WHAT IS BEING ASKED >> Copy the result of filtering the entries below for lines that include the string "suffix".

RECORDS FOR THE TASK >>
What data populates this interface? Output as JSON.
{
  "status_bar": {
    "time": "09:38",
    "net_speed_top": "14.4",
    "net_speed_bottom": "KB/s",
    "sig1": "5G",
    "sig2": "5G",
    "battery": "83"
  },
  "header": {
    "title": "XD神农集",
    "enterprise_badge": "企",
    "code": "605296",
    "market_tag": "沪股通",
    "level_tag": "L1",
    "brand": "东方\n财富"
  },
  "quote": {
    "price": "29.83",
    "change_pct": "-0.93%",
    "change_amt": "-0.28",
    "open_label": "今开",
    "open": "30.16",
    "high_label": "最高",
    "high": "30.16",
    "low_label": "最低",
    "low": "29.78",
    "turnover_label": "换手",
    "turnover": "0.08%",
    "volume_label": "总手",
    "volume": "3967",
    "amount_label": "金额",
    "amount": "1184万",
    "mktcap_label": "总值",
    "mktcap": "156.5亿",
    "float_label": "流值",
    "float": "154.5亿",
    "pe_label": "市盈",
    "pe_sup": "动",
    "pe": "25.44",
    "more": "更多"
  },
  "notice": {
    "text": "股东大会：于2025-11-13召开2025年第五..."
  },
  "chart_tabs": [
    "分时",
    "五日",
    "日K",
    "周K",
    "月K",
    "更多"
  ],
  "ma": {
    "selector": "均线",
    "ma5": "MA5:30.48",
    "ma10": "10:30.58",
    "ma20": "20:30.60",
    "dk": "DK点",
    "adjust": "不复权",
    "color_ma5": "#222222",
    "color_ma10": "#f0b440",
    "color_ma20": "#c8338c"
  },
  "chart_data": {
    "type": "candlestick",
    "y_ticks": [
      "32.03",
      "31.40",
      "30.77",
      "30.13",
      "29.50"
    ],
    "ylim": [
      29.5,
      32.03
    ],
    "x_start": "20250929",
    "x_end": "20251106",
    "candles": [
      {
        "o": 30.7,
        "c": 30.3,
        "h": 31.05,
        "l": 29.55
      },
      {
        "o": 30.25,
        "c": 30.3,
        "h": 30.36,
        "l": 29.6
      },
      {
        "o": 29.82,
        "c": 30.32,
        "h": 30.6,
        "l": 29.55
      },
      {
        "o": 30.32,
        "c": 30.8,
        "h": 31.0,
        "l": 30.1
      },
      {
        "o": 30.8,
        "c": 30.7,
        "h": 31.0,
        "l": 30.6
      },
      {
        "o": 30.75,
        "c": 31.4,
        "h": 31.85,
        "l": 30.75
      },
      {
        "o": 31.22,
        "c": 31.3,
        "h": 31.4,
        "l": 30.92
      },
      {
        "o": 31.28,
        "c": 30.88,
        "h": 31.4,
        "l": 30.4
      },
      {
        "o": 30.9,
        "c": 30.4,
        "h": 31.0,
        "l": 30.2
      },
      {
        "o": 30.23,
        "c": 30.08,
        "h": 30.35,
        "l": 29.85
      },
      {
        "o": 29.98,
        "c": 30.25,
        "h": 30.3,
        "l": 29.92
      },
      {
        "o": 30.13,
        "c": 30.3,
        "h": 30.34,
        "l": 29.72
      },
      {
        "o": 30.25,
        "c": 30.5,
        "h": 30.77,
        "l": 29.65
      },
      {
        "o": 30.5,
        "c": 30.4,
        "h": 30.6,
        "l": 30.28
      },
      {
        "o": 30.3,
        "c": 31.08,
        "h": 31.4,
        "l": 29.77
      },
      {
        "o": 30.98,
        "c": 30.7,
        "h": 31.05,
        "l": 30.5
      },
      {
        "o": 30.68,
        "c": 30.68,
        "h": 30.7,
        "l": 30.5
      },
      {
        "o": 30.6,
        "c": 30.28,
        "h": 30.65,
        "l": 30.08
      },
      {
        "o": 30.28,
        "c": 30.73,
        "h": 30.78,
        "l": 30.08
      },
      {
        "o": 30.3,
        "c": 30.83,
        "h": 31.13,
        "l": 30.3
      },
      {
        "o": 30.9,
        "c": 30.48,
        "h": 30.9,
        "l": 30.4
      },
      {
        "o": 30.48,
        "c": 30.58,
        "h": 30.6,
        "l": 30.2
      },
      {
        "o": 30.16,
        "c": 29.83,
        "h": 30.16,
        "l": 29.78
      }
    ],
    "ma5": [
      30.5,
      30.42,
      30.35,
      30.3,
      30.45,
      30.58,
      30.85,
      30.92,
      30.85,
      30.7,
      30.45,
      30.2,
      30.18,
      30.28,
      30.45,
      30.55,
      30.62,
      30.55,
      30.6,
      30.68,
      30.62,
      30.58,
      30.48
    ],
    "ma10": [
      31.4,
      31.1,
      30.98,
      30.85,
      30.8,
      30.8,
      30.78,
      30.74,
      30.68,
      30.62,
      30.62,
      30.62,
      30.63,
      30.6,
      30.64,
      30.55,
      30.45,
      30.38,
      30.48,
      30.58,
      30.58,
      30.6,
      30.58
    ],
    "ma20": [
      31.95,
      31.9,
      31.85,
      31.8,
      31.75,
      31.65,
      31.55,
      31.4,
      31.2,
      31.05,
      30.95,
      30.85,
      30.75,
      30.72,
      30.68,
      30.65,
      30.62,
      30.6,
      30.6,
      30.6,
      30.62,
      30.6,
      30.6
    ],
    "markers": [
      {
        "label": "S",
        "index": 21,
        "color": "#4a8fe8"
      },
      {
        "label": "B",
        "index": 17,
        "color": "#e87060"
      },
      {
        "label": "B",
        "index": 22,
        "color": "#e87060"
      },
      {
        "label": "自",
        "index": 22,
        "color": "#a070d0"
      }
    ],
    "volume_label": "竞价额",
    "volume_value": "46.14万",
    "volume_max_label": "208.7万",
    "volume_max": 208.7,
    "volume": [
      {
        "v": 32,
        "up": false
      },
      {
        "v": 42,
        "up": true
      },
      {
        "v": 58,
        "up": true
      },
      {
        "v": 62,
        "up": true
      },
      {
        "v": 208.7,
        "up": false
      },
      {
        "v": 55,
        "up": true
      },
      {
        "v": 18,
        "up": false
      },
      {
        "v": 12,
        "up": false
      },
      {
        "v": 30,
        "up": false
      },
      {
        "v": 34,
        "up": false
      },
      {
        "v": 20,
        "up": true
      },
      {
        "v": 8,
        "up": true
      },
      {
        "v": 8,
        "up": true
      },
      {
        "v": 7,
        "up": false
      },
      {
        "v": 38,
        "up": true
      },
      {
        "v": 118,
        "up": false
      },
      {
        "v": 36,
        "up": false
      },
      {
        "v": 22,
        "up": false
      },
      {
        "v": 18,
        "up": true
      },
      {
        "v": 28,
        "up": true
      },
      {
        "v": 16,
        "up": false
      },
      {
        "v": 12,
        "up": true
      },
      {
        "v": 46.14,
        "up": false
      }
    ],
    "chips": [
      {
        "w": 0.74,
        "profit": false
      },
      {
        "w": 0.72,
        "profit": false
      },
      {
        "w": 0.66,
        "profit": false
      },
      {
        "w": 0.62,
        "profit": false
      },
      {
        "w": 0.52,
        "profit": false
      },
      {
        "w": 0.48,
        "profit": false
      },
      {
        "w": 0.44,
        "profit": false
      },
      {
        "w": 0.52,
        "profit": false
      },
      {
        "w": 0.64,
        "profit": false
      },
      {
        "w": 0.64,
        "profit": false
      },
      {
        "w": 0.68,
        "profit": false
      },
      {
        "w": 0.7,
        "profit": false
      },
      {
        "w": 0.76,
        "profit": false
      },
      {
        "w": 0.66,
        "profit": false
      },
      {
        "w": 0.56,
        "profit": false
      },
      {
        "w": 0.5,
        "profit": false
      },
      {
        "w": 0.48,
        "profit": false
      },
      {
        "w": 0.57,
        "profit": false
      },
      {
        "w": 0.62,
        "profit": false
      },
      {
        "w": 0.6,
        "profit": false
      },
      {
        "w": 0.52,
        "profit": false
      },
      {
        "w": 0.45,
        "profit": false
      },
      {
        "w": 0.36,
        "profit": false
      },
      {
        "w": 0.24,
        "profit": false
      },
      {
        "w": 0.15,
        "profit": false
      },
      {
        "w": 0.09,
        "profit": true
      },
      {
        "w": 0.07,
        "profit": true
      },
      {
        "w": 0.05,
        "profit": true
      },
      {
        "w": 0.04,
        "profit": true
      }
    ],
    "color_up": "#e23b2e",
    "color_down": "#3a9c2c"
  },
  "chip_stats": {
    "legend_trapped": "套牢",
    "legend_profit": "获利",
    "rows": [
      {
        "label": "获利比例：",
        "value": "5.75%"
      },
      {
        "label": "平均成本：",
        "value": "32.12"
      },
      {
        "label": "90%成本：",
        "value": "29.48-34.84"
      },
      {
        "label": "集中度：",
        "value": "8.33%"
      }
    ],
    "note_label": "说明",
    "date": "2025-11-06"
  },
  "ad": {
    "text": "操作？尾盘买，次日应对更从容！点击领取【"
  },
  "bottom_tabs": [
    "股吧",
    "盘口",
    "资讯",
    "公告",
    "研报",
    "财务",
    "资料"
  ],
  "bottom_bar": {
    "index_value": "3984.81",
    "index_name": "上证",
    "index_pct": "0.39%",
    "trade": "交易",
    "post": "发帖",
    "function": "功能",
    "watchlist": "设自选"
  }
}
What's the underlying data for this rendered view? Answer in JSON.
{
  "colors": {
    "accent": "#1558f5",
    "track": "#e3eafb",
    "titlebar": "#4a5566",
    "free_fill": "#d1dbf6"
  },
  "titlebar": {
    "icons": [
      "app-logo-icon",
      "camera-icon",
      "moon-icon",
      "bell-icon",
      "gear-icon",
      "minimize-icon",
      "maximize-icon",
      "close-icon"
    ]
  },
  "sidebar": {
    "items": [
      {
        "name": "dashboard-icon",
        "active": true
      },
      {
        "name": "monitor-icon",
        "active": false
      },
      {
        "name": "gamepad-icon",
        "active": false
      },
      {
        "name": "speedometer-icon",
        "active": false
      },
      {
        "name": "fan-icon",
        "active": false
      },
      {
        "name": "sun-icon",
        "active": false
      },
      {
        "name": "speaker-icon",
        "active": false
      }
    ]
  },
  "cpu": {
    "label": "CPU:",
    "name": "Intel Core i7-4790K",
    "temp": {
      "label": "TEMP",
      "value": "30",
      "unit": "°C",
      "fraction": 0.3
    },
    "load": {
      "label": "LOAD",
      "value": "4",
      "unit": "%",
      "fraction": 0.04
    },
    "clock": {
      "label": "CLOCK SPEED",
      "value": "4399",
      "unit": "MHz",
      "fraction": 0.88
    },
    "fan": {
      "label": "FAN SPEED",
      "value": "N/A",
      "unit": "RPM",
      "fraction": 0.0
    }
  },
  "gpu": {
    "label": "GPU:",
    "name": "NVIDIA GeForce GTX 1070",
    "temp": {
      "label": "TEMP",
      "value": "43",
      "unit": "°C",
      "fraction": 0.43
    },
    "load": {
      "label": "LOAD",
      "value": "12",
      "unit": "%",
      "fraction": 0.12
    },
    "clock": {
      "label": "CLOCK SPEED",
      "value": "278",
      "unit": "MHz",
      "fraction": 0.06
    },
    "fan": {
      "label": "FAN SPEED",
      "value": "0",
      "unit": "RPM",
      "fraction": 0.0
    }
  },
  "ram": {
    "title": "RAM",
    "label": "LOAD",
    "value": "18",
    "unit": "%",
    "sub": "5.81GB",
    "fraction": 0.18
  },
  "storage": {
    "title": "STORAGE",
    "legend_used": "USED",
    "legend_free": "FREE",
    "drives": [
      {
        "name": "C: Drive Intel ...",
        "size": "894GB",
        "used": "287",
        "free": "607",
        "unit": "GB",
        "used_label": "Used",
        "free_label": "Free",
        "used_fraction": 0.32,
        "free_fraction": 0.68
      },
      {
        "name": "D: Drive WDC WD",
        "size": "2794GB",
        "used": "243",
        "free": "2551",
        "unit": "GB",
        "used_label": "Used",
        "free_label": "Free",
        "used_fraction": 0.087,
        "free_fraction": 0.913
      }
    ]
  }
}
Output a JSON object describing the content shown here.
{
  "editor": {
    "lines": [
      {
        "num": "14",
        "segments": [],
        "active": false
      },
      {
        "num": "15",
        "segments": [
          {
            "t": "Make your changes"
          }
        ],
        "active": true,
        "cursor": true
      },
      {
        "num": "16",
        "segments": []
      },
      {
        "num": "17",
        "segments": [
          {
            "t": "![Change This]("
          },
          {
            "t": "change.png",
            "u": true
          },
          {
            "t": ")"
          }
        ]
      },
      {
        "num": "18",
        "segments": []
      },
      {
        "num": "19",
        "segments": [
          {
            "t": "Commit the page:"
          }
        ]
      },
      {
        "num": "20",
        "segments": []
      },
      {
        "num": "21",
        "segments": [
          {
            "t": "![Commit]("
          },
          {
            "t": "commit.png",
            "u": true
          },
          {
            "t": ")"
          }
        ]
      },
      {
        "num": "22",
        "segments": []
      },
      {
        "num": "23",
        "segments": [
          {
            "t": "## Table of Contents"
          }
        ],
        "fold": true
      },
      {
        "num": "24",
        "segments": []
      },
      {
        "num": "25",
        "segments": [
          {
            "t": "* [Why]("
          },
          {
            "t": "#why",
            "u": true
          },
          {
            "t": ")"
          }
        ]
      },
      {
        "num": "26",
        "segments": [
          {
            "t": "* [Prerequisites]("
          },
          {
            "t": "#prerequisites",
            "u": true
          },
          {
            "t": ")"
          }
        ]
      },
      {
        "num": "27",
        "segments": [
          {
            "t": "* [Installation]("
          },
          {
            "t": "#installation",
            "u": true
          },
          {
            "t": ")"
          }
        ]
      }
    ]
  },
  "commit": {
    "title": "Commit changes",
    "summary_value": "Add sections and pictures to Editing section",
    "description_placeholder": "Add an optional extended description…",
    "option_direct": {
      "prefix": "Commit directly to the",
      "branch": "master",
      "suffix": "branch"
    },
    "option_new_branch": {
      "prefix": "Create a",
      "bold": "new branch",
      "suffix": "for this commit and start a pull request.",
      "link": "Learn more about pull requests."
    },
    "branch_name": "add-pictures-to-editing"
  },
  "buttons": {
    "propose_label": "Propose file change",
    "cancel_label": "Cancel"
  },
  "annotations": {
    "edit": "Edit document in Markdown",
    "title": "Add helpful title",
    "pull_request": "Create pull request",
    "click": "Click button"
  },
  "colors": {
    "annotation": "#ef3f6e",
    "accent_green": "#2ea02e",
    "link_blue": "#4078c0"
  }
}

SOLUTION TO THIS EXERCISE >>
      "suffix": "branch"
      "suffix": "for this commit and start a pull request.",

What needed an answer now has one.